- WORK TO COMPLETE -
Lines in the listing below that include the word "true" need to be copied.

^^^^^^^^

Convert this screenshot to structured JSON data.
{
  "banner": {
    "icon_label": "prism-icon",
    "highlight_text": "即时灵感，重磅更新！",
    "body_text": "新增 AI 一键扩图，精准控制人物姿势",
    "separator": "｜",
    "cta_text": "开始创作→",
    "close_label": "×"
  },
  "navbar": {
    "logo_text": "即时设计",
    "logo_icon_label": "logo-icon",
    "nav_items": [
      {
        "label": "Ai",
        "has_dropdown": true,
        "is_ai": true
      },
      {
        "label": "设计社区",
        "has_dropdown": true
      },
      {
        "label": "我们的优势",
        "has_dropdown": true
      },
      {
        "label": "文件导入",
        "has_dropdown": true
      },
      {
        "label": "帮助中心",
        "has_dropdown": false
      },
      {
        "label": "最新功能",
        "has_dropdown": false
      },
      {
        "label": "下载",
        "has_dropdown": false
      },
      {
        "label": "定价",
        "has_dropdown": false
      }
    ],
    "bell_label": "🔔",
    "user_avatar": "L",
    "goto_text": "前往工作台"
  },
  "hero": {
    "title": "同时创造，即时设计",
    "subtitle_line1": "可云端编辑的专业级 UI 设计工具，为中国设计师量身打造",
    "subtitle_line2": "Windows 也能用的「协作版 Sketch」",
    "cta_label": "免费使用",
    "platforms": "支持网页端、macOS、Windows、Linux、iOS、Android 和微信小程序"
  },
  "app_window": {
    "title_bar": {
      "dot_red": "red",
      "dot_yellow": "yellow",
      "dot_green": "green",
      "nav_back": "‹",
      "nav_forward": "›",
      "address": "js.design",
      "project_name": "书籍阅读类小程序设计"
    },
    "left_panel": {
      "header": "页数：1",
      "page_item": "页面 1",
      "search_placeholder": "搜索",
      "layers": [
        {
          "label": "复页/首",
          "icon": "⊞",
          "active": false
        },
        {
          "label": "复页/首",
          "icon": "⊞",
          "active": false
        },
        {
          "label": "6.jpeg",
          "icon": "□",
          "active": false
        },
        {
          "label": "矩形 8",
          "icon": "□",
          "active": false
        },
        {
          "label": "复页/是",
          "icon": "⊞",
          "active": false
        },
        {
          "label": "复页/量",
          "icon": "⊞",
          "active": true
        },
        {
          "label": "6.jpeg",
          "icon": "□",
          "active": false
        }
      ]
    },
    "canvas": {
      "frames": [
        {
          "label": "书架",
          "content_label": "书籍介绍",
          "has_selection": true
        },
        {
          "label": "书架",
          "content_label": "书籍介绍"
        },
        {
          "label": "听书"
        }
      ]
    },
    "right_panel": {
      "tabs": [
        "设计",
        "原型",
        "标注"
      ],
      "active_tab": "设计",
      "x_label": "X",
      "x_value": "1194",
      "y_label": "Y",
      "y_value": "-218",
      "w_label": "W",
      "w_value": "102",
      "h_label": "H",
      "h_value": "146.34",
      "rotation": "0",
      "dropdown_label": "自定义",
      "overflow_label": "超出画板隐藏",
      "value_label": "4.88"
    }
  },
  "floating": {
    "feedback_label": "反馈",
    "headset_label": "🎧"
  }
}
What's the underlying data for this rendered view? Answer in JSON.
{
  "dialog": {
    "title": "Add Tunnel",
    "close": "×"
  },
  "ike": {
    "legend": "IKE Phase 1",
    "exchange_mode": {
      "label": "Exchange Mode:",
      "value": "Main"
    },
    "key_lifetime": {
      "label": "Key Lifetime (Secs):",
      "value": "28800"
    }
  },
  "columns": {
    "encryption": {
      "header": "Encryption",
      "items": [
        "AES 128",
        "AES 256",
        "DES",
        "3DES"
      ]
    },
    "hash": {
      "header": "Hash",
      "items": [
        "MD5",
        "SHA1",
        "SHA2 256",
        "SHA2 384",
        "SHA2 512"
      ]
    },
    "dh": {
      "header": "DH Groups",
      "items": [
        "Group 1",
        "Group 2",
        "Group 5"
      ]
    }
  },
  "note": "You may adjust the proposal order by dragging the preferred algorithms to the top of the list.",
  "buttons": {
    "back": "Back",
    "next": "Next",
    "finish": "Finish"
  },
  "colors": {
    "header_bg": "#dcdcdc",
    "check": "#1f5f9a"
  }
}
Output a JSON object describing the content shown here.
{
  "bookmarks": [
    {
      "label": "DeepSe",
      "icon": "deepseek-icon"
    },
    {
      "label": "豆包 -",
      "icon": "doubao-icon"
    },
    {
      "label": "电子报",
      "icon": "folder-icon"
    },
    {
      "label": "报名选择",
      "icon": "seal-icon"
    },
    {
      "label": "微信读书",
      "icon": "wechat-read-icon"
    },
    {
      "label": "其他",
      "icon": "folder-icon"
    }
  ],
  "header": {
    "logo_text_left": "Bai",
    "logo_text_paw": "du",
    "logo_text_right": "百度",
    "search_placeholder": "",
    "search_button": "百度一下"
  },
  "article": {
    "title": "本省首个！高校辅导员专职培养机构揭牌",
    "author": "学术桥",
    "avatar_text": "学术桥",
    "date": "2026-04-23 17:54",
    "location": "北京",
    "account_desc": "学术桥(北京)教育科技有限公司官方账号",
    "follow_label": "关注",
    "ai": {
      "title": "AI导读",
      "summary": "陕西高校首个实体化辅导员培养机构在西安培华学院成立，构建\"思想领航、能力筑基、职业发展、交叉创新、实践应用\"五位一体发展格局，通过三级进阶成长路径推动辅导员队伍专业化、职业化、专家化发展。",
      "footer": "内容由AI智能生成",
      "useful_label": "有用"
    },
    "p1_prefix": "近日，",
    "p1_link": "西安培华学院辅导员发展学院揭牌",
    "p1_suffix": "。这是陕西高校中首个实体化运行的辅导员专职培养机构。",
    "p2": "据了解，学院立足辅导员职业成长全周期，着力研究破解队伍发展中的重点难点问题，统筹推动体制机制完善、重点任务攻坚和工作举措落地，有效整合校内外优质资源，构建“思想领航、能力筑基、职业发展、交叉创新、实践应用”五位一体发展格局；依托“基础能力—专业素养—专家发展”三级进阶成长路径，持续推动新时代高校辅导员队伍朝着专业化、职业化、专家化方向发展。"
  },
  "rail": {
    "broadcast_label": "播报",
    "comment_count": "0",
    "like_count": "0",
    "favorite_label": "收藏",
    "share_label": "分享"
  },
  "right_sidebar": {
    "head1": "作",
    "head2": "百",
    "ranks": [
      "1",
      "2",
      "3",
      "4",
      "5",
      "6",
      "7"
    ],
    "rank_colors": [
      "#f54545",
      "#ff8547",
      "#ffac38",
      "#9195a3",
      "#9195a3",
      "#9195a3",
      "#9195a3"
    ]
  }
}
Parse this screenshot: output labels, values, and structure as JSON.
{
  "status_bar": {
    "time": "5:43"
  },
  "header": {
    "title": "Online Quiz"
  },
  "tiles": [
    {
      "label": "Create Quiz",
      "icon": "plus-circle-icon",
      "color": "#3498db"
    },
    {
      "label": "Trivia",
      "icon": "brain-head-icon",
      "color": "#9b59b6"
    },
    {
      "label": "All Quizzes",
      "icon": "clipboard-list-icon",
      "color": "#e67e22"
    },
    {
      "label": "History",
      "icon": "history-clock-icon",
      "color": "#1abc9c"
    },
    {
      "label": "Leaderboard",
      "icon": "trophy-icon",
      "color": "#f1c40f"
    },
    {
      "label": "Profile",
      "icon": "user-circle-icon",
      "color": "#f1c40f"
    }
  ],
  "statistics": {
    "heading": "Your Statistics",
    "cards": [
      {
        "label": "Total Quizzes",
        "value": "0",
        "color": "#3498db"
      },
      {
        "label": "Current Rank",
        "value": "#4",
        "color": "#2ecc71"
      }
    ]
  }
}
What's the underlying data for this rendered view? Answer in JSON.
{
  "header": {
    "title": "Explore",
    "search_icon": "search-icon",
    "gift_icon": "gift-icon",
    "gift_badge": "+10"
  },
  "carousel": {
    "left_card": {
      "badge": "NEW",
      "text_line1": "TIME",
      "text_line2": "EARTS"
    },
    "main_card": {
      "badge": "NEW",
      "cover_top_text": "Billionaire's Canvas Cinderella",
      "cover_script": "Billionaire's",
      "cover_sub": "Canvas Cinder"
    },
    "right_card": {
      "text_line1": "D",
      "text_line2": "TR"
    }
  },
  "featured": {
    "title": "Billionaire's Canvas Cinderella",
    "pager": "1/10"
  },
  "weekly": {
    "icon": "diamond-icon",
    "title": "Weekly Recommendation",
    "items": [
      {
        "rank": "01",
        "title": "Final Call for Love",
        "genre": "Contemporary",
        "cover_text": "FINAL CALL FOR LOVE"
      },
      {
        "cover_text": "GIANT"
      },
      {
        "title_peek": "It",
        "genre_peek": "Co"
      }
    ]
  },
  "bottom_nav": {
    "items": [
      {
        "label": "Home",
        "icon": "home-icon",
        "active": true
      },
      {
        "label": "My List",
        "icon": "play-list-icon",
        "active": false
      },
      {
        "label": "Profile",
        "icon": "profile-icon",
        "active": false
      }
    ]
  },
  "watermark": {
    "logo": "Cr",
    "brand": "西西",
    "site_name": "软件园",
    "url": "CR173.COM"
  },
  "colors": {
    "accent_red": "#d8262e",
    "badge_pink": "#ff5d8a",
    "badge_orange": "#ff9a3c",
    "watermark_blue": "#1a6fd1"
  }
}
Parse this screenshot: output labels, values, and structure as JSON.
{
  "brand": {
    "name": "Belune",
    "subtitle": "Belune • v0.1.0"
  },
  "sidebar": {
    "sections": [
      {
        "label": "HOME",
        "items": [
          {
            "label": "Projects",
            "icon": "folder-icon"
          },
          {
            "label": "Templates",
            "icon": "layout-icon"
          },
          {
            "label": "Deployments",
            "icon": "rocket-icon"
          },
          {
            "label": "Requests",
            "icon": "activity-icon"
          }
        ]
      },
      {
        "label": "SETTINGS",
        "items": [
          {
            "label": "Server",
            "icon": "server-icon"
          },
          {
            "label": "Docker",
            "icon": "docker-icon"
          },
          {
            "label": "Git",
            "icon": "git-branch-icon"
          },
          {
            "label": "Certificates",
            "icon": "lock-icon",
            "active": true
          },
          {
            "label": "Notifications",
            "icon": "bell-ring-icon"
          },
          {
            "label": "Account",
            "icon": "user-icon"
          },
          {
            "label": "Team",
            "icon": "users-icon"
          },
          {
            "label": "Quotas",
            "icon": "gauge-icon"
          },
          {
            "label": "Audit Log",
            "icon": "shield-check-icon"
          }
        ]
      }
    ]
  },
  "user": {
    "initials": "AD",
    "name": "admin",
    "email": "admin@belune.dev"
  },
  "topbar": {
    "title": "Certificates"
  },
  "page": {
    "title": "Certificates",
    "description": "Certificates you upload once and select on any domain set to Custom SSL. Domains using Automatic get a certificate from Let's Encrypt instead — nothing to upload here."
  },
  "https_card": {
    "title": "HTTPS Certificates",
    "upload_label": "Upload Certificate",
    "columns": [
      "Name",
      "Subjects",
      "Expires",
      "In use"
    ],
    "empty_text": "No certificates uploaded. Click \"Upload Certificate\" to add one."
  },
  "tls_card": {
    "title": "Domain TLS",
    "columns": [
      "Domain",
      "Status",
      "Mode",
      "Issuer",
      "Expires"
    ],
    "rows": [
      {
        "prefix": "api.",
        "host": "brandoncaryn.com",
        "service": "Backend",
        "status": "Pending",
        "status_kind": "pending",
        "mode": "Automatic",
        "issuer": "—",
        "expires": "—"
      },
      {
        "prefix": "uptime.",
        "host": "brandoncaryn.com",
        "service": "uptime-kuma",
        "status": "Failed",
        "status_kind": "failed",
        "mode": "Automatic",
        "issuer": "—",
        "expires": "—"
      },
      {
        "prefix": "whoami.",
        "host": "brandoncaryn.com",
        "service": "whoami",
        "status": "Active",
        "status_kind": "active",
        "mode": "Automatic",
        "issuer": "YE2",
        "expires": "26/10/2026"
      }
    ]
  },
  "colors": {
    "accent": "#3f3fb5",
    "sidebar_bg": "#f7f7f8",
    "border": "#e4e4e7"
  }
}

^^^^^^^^

- RESULT OF THE EXERCISE -
        "has_dropdown": true,
        "is_ai": true
        "has_dropdown": true
        "has_dropdown": true
        "has_dropdown": true
          "active": true
          "has_selection": true
        "active": true
            "active": true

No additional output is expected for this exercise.